▶ **Instructions to follow**:
Every record must be repeated exactly, with no omission.
☆ ☆ ☆ ☆ ☆ ☆ ☆
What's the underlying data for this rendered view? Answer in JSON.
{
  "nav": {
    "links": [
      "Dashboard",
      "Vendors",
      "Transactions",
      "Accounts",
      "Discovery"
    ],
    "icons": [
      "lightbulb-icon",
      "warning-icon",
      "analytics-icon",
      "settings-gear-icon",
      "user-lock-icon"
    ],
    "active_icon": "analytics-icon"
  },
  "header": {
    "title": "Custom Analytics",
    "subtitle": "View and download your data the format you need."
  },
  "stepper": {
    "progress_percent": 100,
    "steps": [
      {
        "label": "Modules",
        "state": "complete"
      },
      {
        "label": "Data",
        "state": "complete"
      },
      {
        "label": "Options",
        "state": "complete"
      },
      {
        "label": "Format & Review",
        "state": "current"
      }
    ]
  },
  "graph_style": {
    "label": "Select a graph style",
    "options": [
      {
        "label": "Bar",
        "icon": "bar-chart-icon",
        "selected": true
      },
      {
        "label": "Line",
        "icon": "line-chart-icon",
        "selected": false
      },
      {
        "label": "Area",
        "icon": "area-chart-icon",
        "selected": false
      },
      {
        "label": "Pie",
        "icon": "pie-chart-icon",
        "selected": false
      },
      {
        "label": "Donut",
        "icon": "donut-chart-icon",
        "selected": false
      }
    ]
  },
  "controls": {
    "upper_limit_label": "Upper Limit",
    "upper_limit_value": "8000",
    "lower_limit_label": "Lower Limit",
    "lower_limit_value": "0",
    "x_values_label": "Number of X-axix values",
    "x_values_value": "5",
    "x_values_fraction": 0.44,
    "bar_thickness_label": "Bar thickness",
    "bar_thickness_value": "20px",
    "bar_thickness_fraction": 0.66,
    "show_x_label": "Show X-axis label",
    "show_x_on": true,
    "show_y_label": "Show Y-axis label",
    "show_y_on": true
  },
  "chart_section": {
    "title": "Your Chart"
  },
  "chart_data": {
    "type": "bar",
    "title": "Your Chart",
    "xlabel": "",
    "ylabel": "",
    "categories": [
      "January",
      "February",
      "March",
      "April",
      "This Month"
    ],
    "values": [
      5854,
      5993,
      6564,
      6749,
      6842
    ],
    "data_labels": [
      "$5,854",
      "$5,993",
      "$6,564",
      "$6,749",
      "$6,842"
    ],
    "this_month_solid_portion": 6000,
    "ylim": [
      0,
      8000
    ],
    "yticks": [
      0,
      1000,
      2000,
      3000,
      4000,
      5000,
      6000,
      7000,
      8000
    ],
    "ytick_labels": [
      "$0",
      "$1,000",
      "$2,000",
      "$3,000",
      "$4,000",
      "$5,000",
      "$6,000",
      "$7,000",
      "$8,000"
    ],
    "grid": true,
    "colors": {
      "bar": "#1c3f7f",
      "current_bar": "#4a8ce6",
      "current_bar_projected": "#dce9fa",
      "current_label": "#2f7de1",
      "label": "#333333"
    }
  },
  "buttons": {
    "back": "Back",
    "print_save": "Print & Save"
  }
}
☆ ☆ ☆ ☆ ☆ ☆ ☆
▶ **Solution**:
What's the underlying data for this rendered view? Answer in JSON.
{
  "nav": {
    "links": [
      "Dashboard",
      "Vendors",
      "Transactions",
      "Accounts",
      "Discovery"
    ],
    "icons": [
      "lightbulb-icon",
      "warning-icon",
      "analytics-icon",
      "settings-gear-icon",
      "user-lock-icon"
    ],
    "active_icon": "analytics-icon"
  },
  "header": {
    "title": "Custom Analytics",
    "subtitle": "View and download your data the format you need."
  },
  "stepper": {
    "progress_percent": 100,
    "steps": [
      {
        "label": "Modules",
        "state": "complete"
      },
      {
        "label": "Data",
        "state": "complete"
      },
      {
        "label": "Options",
        "state": "complete"
      },
      {
        "label": "Format & Review",
        "state": "current"
      }
    ]
  },
  "graph_style": {
    "label": "Select a graph style",
    "options": [
      {
        "label": "Bar",
        "icon": "bar-chart-icon",
        "selected": true
      },
      {
        "label": "Line",
        "icon": "line-chart-icon",
        "selected": false
      },
      {
        "label": "Area",
        "icon": "area-chart-icon",
        "selected": false
      },
      {
        "label": "Pie",
        "icon": "pie-chart-icon",
        "selected": false
      },
      {
        "label": "Donut",
        "icon": "donut-chart-icon",
        "selected": false
      }
    ]
  },
  "controls": {
    "upper_limit_label": "Upper Limit",
    "upper_limit_value": "8000",
    "lower_limit_label": "Lower Limit",
    "lower_limit_value": "0",
    "x_values_label": "Number of X-axix values",
    "x_values_value": "5",
    "x_values_fraction": 0.44,
    "bar_thickness_label": "Bar thickness",
    "bar_thickness_value": "20px",
    "bar_thickness_fraction": 0.66,
    "show_x_label": "Show X-axis label",
    "show_x_on": true,
    "show_y_label": "Show Y-axis label",
    "show_y_on": true
  },
  "chart_section": {
    "title": "Your Chart"
  },
  "chart_data": {
    "type": "bar",
    "title": "Your Chart",
    "xlabel": "",
    "ylabel": "",
    "categories": [
      "January",
      "February",
      "March",
      "April",
      "This Month"
    ],
    "values": [
      5854,
      5993,
      6564,
      6749,
      6842
    ],
    "data_labels": [
      "$5,854",
      "$5,993",
      "$6,564",
      "$6,749",
      "$6,842"
    ],
    "this_month_solid_portion": 6000,
    "ylim": [
      0,
      8000
    ],
    "yticks": [
      0,
      1000,
      2000,
      3000,
      4000,
      5000,
      6000,
      7000,
      8000
    ],
    "ytick_labels": [
      "$0",
      "$1,000",
      "$2,000",
      "$3,000",
      "$4,000",
      "$5,000",
      "$6,000",
      "$7,000",
      "$8,000"
    ],
    "grid": true,
    "colors": {
      "bar": "#1c3f7f",
      "current_bar": "#4a8ce6",
      "current_bar_projected": "#dce9fa",
      "current_label": "#2f7de1",
      "label": "#333333"
    }
  },
  "buttons": {
    "back": "Back",
    "print_save": "Print & Save"
  }
}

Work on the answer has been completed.